On Sunday, May 1, 2022, the Rabbi Isaac Elchanan Theological Seminary (RIETS), in collaboration with Mizrachi America, hosted the inaugural Bella and Harry Wexner Kollel Elyon Conference.

Titled “Beyond Agriculture: The Values of Shemittah in the Modern World,this year’s Bella and Harry Wexner Kollel Elyon Confernce conference, was introduced by President Dr. Ari Berman and graced with remarks by Susan Wexner.

Keynote addresses were presented by Rabbi Mordechai Willig (Rosh Yeshiva and Rosh Kollel of the Bella and Harry Wexner Kollel Elyon) and Rabbi Yosef Zvi Rimon (Rosh Yeshiva, Jerusalem College of Technology amd Rosh Kollel, Yeshivat Har Etzion).

Rabbi Mordechai Willig

Rabbi Yosef Zvi Rimon

Also active in leading the conference discussions, which occurred in a number of breakout sessions, were the members of the Bella and Harry Wexner Kollel Elyon: Rabbi Tzvi Benoff, Rabbi Ben Zion Feld, Rabbi Meir Finkelstein, Rabbi Meir Goodman, Rabbi Shai Kaminetzky, Rabbi Shua Katz, Rabbi Tyler Pere, Rabbi Robbie Schrier and Rabbi Shimmie Steinmetz.

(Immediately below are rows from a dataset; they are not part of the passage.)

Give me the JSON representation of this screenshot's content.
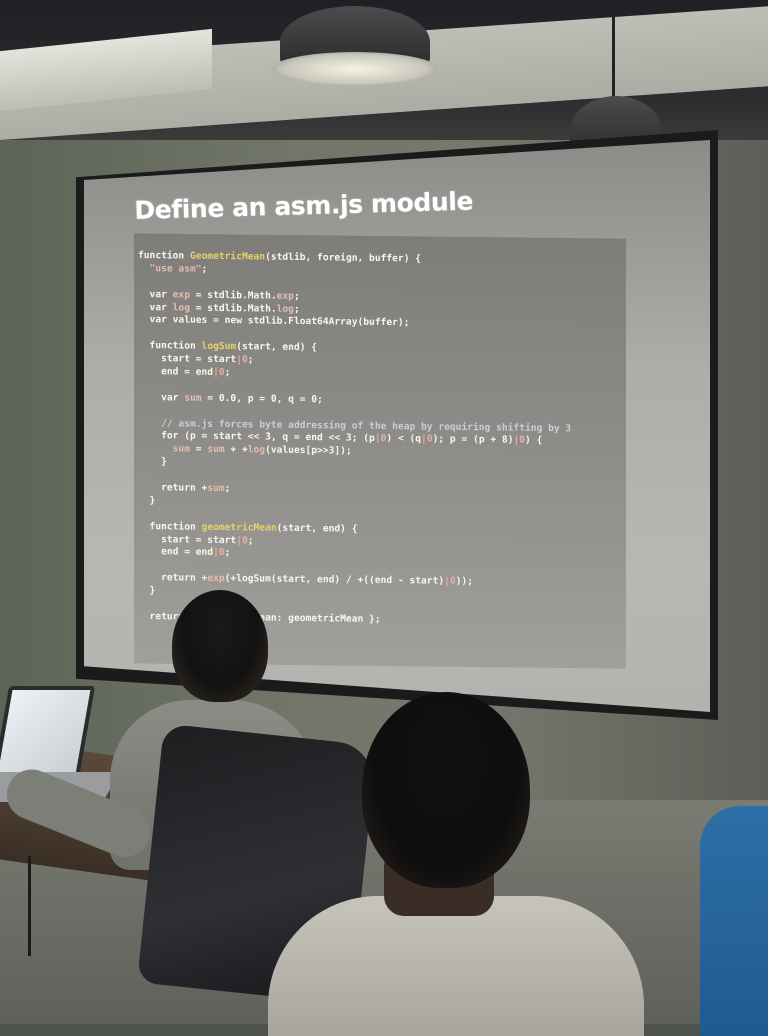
{
  "slide": {
    "title": "Define an asm.js module",
    "code": [
      {
        "parts": [
          [
            "kw",
            "function "
          ],
          [
            "fn",
            "GeometricMean"
          ],
          [
            "kw",
            "(stdlib, foreign, buffer) {"
          ]
        ]
      },
      {
        "parts": [
          [
            "str",
            "  \"use asm\""
          ],
          [
            "kw",
            ";"
          ]
        ]
      },
      {
        "parts": [
          [
            "kw",
            ""
          ]
        ]
      },
      {
        "parts": [
          [
            "kw",
            "  var "
          ],
          [
            "str",
            "exp"
          ],
          [
            "kw",
            " = stdlib.Math."
          ],
          [
            "str",
            "exp"
          ],
          [
            "kw",
            ";"
          ]
        ]
      },
      {
        "parts": [
          [
            "kw",
            "  var "
          ],
          [
            "str",
            "log"
          ],
          [
            "kw",
            " = stdlib.Math."
          ],
          [
            "str",
            "log"
          ],
          [
            "kw",
            ";"
          ]
        ]
      },
      {
        "parts": [
          [
            "kw",
            "  var values = new stdlib.Float64Array(buffer);"
          ]
        ]
      },
      {
        "parts": [
          [
            "kw",
            ""
          ]
        ]
      },
      {
        "parts": [
          [
            "kw",
            "  function "
          ],
          [
            "fn",
            "logSum"
          ],
          [
            "kw",
            "(start, end) {"
          ]
        ]
      },
      {
        "parts": [
          [
            "kw",
            "    start = start"
          ],
          [
            "bar",
            "|0"
          ],
          [
            "kw",
            ";"
          ]
        ]
      },
      {
        "parts": [
          [
            "kw",
            "    end = end"
          ],
          [
            "bar",
            "|0"
          ],
          [
            "kw",
            ";"
          ]
        ]
      },
      {
        "parts": [
          [
            "kw",
            ""
          ]
        ]
      },
      {
        "parts": [
          [
            "kw",
            "    var "
          ],
          [
            "str",
            "sum"
          ],
          [
            "kw",
            " = 0.0, p = 0, q = 0;"
          ]
        ]
      },
      {
        "parts": [
          [
            "kw",
            ""
          ]
        ]
      },
      {
        "parts": [
          [
            "cm",
            "    // asm.js forces byte addressing of the heap by requiring shifting by 3"
          ]
        ]
      },
      {
        "parts": [
          [
            "kw",
            "    for (p = start << 3, q = end << 3; (p"
          ],
          [
            "bar",
            "|0"
          ],
          [
            "kw",
            ") < (q"
          ],
          [
            "bar",
            "|0"
          ],
          [
            "kw",
            "); p = (p + 8)"
          ],
          [
            "bar",
            "|0"
          ],
          [
            "kw",
            ") {"
          ]
        ]
      },
      {
        "parts": [
          [
            "kw",
            "      "
          ],
          [
            "str",
            "sum"
          ],
          [
            "kw",
            " = "
          ],
          [
            "str",
            "sum"
          ],
          [
            "kw",
            " + +"
          ],
          [
            "str",
            "log"
          ],
          [
            "kw",
            "(values[p>>3]);"
          ]
        ]
      },
      {
        "parts": [
          [
            "kw",
            "    }"
          ]
        ]
      },
      {
        "parts": [
          [
            "kw",
            ""
          ]
        ]
      },
      {
        "parts": [
          [
            "kw",
            "    return +"
          ],
          [
            "str",
            "sum"
          ],
          [
            "kw",
            ";"
          ]
        ]
      },
      {
        "parts": [
          [
            "kw",
            "  }"
          ]
        ]
      },
      {
        "parts": [
          [
            "kw",
            ""
          ]
        ]
      },
      {
        "parts": [
          [
            "kw",
            "  function "
          ],
          [
            "fn",
            "geometricMean"
          ],
          [
            "kw",
            "(start, end) {"
          ]
        ]
      },
      {
        "parts": [
          [
            "kw",
            "    start = start"
          ],
          [
            "bar",
            "|0"
          ],
          [
            "kw",
            ";"
          ]
        ]
      },
      {
        "parts": [
          [
            "kw",
            "    end = end"
          ],
          [
            "bar",
            "|0"
          ],
          [
            "kw",
            ";"
          ]
        ]
      },
      {
        "parts": [
          [
            "kw",
            ""
          ]
        ]
      },
      {
        "parts": [
          [
            "kw",
            "    return +"
          ],
          [
            "str",
            "exp"
          ],
          [
            "kw",
            "(+logSum(start, end) / +((end - start)"
          ],
          [
            "bar",
            "|0"
          ],
          [
            "kw",
            "));"
          ]
        ]
      },
      {
        "parts": [
          [
            "kw",
            "  }"
          ]
        ]
      },
      {
        "parts": [
          [
            "kw",
            ""
          ]
        ]
      },
      {
        "parts": [
          [
            "kw",
            "  return { geometricMean: geometricMean };"
          ]
        ]
      }
    ]
  },
  "colors": {
    "slide_background": "#b3b2ae",
    "code_panel": "#8e8d89",
    "code_text": "#f8f8f0",
    "function_name": "#e6d26a",
    "string_literal": "#e4bdb0",
    "comment": "#c7cfd8"
  }
}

Rabbi Meir Goodman presented his lecture in Kollel Zichron Dov in Toronto. The Kollel Fellows presented Torah perspectives on modern dilemmas and debates, such as debt transfer, taxation, bankruptcy, private ownership, and charitable obligations.

Active in the preparation of the conference were RIETS Rosh Yeshiva, Rabbi Daniel Feldman, Rabbi Neal Turk (Mashgiach of the Semikha [ordination] program), and Rabbi Ezra Schwartz, a RIETS Rosh Yeshiva and Associate Director of the Semikha Program who oversees RIETS’ many Kollelim. Rabbi Schwartz explained that the conference was organized because “part of the Bella and Harry Wexner Kollel Elyon’s ongoing effort is to educate the next generation of engaged and broad-reaching rabbis.” To do that, “this year’s cohort of Kollel Elyon fellows commenced a new course of study of task-based learning … analyzing the laws of shemitta, the sabbatical year, when land in Israel is to remain fallow and all debts are canceled.”

As he explained, the fellows wanted to do more than analyze the legal minutia of shemitta; “they wanted to probe the philosophical and sociological principles that underlie these laws.” Each fellow selected a general topic that was discussed in the course and analyzed that topic in greater depth. They investigated fundamental questions such as what can shemitta teach us about bankruptcy? What light can shemitta shed on the question of socialism vs. capitalism? Are there lessons that can be learned from the laws of shemitta about the ethics of receiving and giving charity?

“They did a wonderful job in presenting their findings to the conference participants,” he noted, “and showcased the important intersections of high-level Torah and issues of communal importance and philosophical significance.